Another hypothesis of how acupuncture relieves pain and illness is that it reduces pro-inflammatory markers (proteins) within the body. Reducing the markers reduces inflammation, which then reduces pain. Furthermore, the treatment supposedly increases energy and stimulates the immune system, also helping decrease inflammation.
The effectiveness and use of acupuncture to relieve headache and migraine pain as well as a slew of other problems have been noted by the National Center for Complementary and Integrative Health (NCCIH) and the World Health Organization (WHO).
Acupuncture should be received from a trained practitioner only. It is not considered a safe or appropriate treatment for those with pacemakers or bleeding disorders. Also, it may stimulate premature labor in some women.
Does Acupuncture Relieve Pain or Reduce Migraine Attacks?
There is clinical evidence that acupuncture is a safe alternative therapy for migraine prevention and treatment, although it may be more effective when used in conjunction with medication or other measures.
Controlled trials show that acupuncture seems to bring significant relief in comparison to no treatment or basic care. It appears to be at least as effective as prophylactic drugs while eliminating the occurrence of side effects common with such medications. When tested against a fake treatment meant to duplicate the feeling of acupuncture treatments, acupuncture came out ahead with relief not given by the fake method.

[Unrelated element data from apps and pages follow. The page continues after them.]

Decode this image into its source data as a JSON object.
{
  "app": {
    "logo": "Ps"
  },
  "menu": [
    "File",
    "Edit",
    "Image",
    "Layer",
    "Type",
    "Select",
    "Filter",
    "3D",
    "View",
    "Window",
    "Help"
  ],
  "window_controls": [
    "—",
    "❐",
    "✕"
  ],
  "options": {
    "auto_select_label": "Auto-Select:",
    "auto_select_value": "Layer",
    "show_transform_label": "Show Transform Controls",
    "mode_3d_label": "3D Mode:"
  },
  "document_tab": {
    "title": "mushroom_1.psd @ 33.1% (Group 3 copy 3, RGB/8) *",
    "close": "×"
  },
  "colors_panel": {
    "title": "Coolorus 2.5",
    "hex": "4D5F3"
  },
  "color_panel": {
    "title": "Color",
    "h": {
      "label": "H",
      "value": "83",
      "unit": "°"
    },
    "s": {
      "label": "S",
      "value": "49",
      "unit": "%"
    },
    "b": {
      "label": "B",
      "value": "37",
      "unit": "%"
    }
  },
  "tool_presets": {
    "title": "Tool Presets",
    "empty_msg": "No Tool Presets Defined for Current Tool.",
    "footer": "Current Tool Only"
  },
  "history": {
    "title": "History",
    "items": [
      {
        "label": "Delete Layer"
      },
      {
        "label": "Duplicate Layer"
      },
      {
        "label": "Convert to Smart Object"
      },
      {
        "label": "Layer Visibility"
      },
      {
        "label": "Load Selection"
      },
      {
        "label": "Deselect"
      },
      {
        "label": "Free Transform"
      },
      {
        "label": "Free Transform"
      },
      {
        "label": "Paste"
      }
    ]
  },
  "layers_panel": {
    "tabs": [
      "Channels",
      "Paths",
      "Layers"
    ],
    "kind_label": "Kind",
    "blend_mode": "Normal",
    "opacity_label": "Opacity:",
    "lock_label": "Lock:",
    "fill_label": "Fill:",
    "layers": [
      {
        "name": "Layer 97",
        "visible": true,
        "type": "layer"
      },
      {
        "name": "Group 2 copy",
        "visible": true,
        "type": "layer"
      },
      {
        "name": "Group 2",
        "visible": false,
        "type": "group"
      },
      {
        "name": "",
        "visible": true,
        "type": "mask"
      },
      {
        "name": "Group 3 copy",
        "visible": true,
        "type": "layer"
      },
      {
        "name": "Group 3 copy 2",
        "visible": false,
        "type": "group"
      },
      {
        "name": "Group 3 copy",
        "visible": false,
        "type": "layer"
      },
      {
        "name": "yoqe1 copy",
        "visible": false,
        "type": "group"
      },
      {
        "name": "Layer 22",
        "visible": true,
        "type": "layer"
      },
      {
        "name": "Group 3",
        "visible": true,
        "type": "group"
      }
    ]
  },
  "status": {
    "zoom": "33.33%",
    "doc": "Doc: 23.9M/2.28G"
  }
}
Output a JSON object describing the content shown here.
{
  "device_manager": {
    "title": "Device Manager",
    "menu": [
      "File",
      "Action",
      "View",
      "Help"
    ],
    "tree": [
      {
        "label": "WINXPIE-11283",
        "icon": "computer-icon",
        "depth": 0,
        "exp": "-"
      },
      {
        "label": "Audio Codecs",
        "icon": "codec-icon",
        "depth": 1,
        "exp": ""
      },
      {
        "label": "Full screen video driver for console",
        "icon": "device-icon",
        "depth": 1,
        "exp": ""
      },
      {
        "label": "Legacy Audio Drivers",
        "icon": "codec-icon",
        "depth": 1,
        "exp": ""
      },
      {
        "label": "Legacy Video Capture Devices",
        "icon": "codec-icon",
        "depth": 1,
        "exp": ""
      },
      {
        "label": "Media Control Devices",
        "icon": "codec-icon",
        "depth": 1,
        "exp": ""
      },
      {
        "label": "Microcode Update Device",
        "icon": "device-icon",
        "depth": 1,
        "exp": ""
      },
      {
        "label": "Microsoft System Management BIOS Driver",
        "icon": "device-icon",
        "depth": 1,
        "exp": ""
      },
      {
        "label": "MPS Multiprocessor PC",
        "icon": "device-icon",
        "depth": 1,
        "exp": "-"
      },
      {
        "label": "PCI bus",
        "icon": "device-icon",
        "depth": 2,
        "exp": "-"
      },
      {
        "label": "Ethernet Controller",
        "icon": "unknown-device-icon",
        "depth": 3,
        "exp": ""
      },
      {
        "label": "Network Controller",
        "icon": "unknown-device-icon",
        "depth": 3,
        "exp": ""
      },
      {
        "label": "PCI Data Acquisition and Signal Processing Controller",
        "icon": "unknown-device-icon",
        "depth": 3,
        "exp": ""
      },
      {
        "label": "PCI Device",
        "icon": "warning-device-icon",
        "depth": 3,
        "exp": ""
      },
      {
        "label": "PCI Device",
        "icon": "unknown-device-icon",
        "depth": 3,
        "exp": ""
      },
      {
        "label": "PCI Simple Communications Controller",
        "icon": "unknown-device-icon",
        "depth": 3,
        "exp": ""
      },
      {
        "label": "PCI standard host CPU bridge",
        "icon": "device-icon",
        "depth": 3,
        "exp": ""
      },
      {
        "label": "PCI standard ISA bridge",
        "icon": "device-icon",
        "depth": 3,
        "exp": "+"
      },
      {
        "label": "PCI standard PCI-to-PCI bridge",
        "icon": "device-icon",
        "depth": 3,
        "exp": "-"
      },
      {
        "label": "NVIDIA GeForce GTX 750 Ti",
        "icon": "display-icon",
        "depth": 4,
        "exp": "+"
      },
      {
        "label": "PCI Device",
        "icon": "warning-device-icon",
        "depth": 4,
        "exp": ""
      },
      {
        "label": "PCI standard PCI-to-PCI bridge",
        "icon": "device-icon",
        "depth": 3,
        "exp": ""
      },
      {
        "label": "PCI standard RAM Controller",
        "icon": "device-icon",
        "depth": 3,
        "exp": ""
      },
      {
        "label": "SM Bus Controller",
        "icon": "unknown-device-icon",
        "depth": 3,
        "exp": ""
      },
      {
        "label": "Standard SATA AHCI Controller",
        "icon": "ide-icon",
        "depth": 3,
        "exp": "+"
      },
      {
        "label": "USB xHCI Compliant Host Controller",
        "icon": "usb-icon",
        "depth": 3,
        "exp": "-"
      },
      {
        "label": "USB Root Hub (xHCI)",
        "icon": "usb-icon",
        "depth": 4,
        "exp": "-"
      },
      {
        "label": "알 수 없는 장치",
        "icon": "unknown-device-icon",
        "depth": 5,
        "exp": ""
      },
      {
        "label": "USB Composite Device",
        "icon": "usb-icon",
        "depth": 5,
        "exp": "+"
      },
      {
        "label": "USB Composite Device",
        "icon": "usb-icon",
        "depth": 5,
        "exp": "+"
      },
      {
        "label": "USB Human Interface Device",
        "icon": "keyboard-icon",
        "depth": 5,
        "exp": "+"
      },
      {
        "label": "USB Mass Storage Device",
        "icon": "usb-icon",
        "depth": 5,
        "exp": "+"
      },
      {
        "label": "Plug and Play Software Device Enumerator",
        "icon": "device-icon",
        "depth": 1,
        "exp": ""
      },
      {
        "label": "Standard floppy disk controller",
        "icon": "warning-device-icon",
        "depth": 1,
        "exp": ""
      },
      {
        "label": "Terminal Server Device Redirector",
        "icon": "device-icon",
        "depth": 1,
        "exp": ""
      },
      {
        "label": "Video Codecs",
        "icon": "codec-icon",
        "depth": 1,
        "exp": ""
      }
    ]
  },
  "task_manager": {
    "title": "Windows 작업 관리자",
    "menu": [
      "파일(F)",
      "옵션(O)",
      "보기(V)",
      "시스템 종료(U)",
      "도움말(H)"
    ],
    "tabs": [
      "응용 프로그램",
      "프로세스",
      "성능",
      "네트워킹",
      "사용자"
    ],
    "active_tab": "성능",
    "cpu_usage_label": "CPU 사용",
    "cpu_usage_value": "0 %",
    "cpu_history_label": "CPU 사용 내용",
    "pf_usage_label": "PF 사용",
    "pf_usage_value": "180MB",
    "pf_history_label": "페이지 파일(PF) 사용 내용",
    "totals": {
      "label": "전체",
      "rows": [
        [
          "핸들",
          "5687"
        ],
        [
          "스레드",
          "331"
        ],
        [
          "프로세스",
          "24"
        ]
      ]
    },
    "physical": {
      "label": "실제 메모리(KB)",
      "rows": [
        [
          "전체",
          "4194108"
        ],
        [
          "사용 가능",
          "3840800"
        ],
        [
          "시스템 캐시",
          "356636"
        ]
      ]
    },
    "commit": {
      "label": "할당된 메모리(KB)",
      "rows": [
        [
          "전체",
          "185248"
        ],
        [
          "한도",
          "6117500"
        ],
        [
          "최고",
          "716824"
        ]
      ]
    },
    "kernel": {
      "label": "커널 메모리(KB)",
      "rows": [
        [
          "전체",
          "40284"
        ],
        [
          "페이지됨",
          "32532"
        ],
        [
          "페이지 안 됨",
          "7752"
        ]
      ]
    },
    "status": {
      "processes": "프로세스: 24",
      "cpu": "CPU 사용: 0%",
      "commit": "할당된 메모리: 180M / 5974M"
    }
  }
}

Many healthcare providers are favorable toward using acupuncture in conjunction with other therapies. Also, it is a cost-effective method for reducing migraine pain and occurrence. It can be an effective therapy to add to your migraine-fighting toolkit.
Defining Daith Piercings
The cartilaginous part of the outer ear that comprises the end of the fold near the crux of the helix (next to the ear hole) is called the daith, which rhymes with faith or doth depending on who is speaking. This inner fold of cartilage is pierced, and a small captive bead ring is placed in the hole.
Daith piercings for migraine relief began circulating in 2016. They seem to be considered a permanent form of acupuncture that purports to relieve and prevent migraines. The daith piercing allegedly coincides with an acupressure point linked to the digestive system.
There have been no clinical studies on the effectiveness of daith piercings and little evidence outside of anecdote to recommend it. However, it is reportedly no more painful than Botox injections, injectable triptans, nerve blocks, or acupuncture so it may be a relatively harmless alternative.
Unfortunately, there are several reports that relief is temporary or the piercing did not relieve migraines at all. For some, the procedure is quite painful and can remain so for several weeks after the piercing was performed. As always with any invasive procedure, infection is a risk. You should select a trained practitioner to perform the procedure.
How Does Daith Piercing Work?
Daith piercing is supposed to function the same way acupuncture is thought to work. If piercing the daith of the ear does indeed create the same release of neurochemicals as acupuncture might, then it could be an alternative or complement to other therapies, just as acupuncture is. Just be aware that any relief may be nothing more than a placebo effect. If you believe it works, you may achieve a modicum of relief.
If you are a fan of multiple piercings, then you may appreciate the procedure even if it doesn’t reduce your migraine pain or frequency. You can still place a small piece of jewelry there as decoration. If the piercing does relieve migraine pain so much the better.
As with any medical procedure, speak to your healthcare provider when considering daith piercings or acupuncture. Then select an experienced and reputable practitioner to provide the treatment.
Dr. Mark Khorsandi works at the Migraine Relief Center. They provide surgical treatments that reduce and eliminate pain for migraine sufferers.